However, Bruckner’s music is just too interesting to roundly ignore. The famous orchestral swells are of such transcendent grandeur and sublimity, tears and tears alone will reveal you really heard it. Europe was unable to banish him from its musical imagination, and he was performed with some regularity, despite the nay-sayers. But he hardly ever crossed the Atlantic. Thus, I was delighted when I recently heard that the Argentine/Israeli pianist and conductor, Daniel Barenboim – a longtime fan of Bruckner – was honoring the composer in New York City’s Carnegie Hall with a full cycle of his symphonies. That was earlier this year.
Barenboim concedes that there are more melodic composers, more archectonic, better orchestrators and, certainly, those more concise and economic in expression. But he tells us also that it is not melody or architecture or orchestration or brevity that draw us to Bruckner. One is drawn to Bruckner by that which drew him to music: his faith. No one else in the 19th century composed more religiously, more spiritually, than Bruckner. No program music here, no poetry, no story, just an archeological dig for God and the supernatural, as multiply hidden in the world of sound like veins of gold in the earth. To be sure, his Te Deum and Masses are also works of genius, but it is in his symphonies where something otherworldly is on unmistakable display.
He digs, and digs again, explores and sifts – returning to an earlier spot to dig just a bit more – and then, often in an expectant crescendo, other times in a sudden cloudburst, there is an epiphany unlike anything else in symphonic literature. Nothing can equal those moments. When you know the music, you meditatively wait for them – like all of us wait for God – and grow patient with Bruckner, but impatient with yourself, as the composer searches his heart and the orchestra for just the right convergence of sound and revelation. Bruckner’s organ playing is more visible in the shape of his symphonies than any reliance on Beethoven or even Wagner. In this way he stands alone. Finally, Bach is more consistently superb, Mozart more playful and varied, Beethoven more synthetic and rousing, Brahms more assertive and Mahler more expansive; but Bruckner creates a passageway between earth and heaven that reminds us that the beauty beyond is utterly overwhelming, and is well worth the wait.

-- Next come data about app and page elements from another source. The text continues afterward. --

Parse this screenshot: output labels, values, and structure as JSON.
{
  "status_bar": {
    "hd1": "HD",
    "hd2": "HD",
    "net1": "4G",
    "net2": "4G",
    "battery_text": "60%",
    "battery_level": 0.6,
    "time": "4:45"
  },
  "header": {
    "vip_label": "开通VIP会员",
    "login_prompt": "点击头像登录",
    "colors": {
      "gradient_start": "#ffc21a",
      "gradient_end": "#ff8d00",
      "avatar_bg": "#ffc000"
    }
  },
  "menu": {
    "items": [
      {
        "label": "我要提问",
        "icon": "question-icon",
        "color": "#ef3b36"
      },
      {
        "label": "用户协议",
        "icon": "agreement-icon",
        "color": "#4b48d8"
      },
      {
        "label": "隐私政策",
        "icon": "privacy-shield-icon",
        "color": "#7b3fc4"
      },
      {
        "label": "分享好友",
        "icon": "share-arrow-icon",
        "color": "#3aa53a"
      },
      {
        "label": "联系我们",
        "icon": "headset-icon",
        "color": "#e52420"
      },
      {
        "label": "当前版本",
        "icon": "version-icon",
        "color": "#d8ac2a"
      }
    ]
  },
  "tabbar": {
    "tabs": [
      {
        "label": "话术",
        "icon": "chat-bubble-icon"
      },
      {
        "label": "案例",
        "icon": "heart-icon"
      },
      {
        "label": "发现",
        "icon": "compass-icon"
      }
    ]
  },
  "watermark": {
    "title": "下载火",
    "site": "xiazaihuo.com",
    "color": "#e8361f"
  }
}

(For those new to Bruckner, probably his 4th and 7th ought to be heard first. If you have less patience and want a bit of the best, take in the Adagio of the 8th (or of the 4th, the 5th, the 7th or the 9th….but I recommend the 8th). Of many fine versions, I like the tempo of Herbert von Karajan here: https://www.youtube.com/watch?v=asJf3KmAg08 ; if you want to go straight to the Adagio, jump to 32:15. There are versions with better sound, but he who seeks will find the one that seeds the glory in his heart.)